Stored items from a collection

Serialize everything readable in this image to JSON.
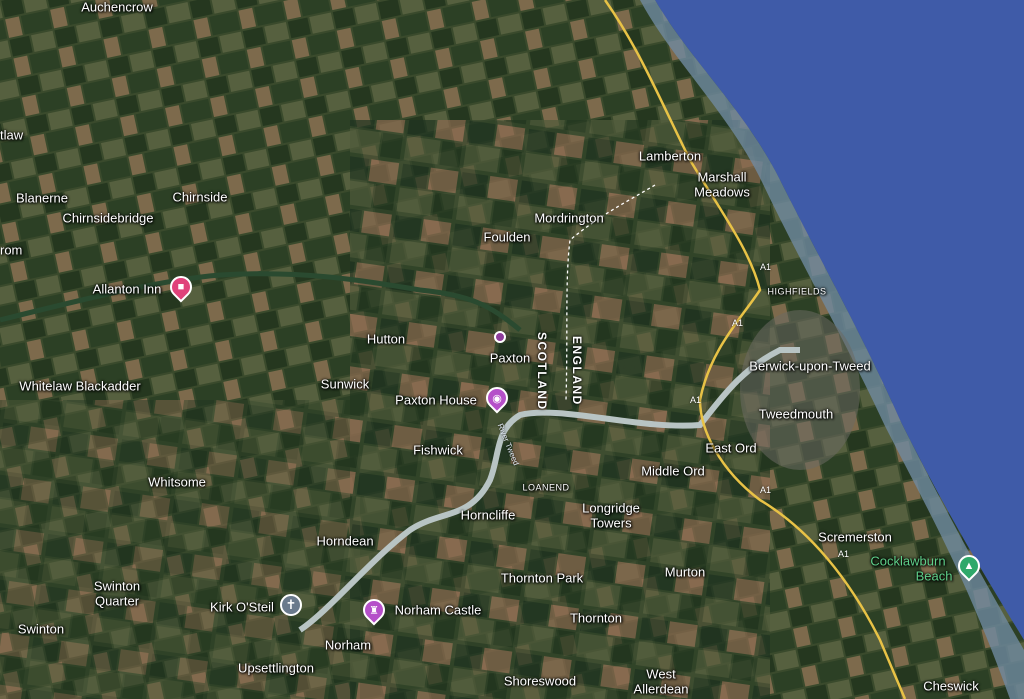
{
  "map": {
    "type": "satellite",
    "colors": {
      "sea": "#3f5ba8",
      "land": "#3a4a2c",
      "field_dark": "#24361f",
      "field_brown": "#8a6a4c",
      "river": "#b8c4c4",
      "road": "#e8c246",
      "border": "#ffffff",
      "hotel_pin": "#e0427a",
      "attraction_pin": "#b550c9",
      "castle_pin": "#b550c9",
      "beach_pin": "#2fa86a",
      "place_dot": "#8e3d9b"
    }
  },
  "places": {
    "auchencrow": "Auchencrow",
    "tlaw": "tlaw",
    "blanerne": "Blanerne",
    "chirnside": "Chirnside",
    "chirnsidebridge": "Chirnsidebridge",
    "rom": "rom",
    "allanton_inn": "Allanton Inn",
    "hutton": "Hutton",
    "whitelaw_blackadder": "Whitelaw Blackadder",
    "sunwick": "Sunwick",
    "paxton_house": "Paxton House",
    "fishwick": "Fishwick",
    "whitsome": "Whitsome",
    "horndean": "Horndean",
    "swinton_quarter_1": "Swinton",
    "swinton_quarter_2": "Quarter",
    "swinton": "Swinton",
    "kirk_osteil": "Kirk O'Steil",
    "norham_castle": "Norham Castle",
    "norham": "Norham",
    "upsettlington": "Upsettlington",
    "lamberton": "Lamberton",
    "marshall_meadows_1": "Marshall",
    "marshall_meadows_2": "Meadows",
    "mordrington": "Mordrington",
    "foulden": "Foulden",
    "paxton": "Paxton",
    "highfields": "HIGHFIELDS",
    "berwick": "Berwick-upon-Tweed",
    "tweedmouth": "Tweedmouth",
    "east_ord": "East Ord",
    "middle_ord": "Middle Ord",
    "loanend": "LOANEND",
    "horncliffe": "Horncliffe",
    "longridge_towers_1": "Longridge",
    "longridge_towers_2": "Towers",
    "thornton_park": "Thornton Park",
    "murton": "Murton",
    "thornton": "Thornton",
    "scremerston": "Scremerston",
    "cocklawburn_beach_1": "Cocklawburn",
    "cocklawburn_beach_2": "Beach",
    "shoreswood": "Shoreswood",
    "west_allerdean_1": "West",
    "west_allerdean_2": "Allerdean",
    "cheswick": "Cheswick"
  },
  "borders": {
    "scotland": "SCOTLAND",
    "england": "ENGLAND"
  },
  "river_label": "River Tweed",
  "road_labels": {
    "a1_1": "A1",
    "a1_2": "A1",
    "a1_3": "A1",
    "a1_4": "A1",
    "a1_5": "A1"
  },
  "icons": {
    "hotel": "bed-icon",
    "attraction": "camera-icon",
    "castle": "castle-icon",
    "beach": "beach-icon",
    "church": "cross-icon"
  }
}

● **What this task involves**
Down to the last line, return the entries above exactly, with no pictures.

● **Response box**
Serialize everything readable in this image to JSON.
{
  "map": {
    "type": "satellite",
    "colors": {
      "sea": "#3f5ba8",
      "land": "#3a4a2c",
      "field_dark": "#24361f",
      "field_brown": "#8a6a4c",
      "river": "#b8c4c4",
      "road": "#e8c246",
      "border": "#ffffff",
      "hotel_pin": "#e0427a",
      "attraction_pin": "#b550c9",
      "castle_pin": "#b550c9",
      "beach_pin": "#2fa86a",
      "place_dot": "#8e3d9b"
    }
  },
  "places": {
    "auchencrow": "Auchencrow",
    "tlaw": "tlaw",
    "blanerne": "Blanerne",
    "chirnside": "Chirnside",
    "chirnsidebridge": "Chirnsidebridge",
    "rom": "rom",
    "allanton_inn": "Allanton Inn",
    "hutton": "Hutton",
    "whitelaw_blackadder": "Whitelaw Blackadder",
    "sunwick": "Sunwick",
    "paxton_house": "Paxton House",
    "fishwick": "Fishwick",
    "whitsome": "Whitsome",
    "horndean": "Horndean",
    "swinton_quarter_1": "Swinton",
    "swinton_quarter_2": "Quarter",
    "swinton": "Swinton",
    "kirk_osteil": "Kirk O'Steil",
    "norham_castle": "Norham Castle",
    "norham": "Norham",
    "upsettlington": "Upsettlington",
    "lamberton": "Lamberton",
    "marshall_meadows_1": "Marshall",
    "marshall_meadows_2": "Meadows",
    "mordrington": "Mordrington",
    "foulden": "Foulden",
    "paxton": "Paxton",
    "highfields": "HIGHFIELDS",
    "berwick": "Berwick-upon-Tweed",
    "tweedmouth": "Tweedmouth",
    "east_ord": "East Ord",
    "middle_ord": "Middle Ord",
    "loanend": "LOANEND",
    "horncliffe": "Horncliffe",
    "longridge_towers_1": "Longridge",
    "longridge_towers_2": "Towers",
    "thornton_park": "Thornton Park",
    "murton": "Murton",
    "thornton": "Thornton",
    "scremerston": "Scremerston",
    "cocklawburn_beach_1": "Cocklawburn",
    "cocklawburn_beach_2": "Beach",
    "shoreswood": "Shoreswood",
    "west_allerdean_1": "West",
    "west_allerdean_2": "Allerdean",
    "cheswick": "Cheswick"
  },
  "borders": {
    "scotland": "SCOTLAND",
    "england": "ENGLAND"
  },
  "river_label": "River Tweed",
  "road_labels": {
    "a1_1": "A1",
    "a1_2": "A1",
    "a1_3": "A1",
    "a1_4": "A1",
    "a1_5": "A1"
  },
  "icons": {
    "hotel": "bed-icon",
    "attraction": "camera-icon",
    "castle": "castle-icon",
    "beach": "beach-icon",
    "church": "cross-icon"
  }
}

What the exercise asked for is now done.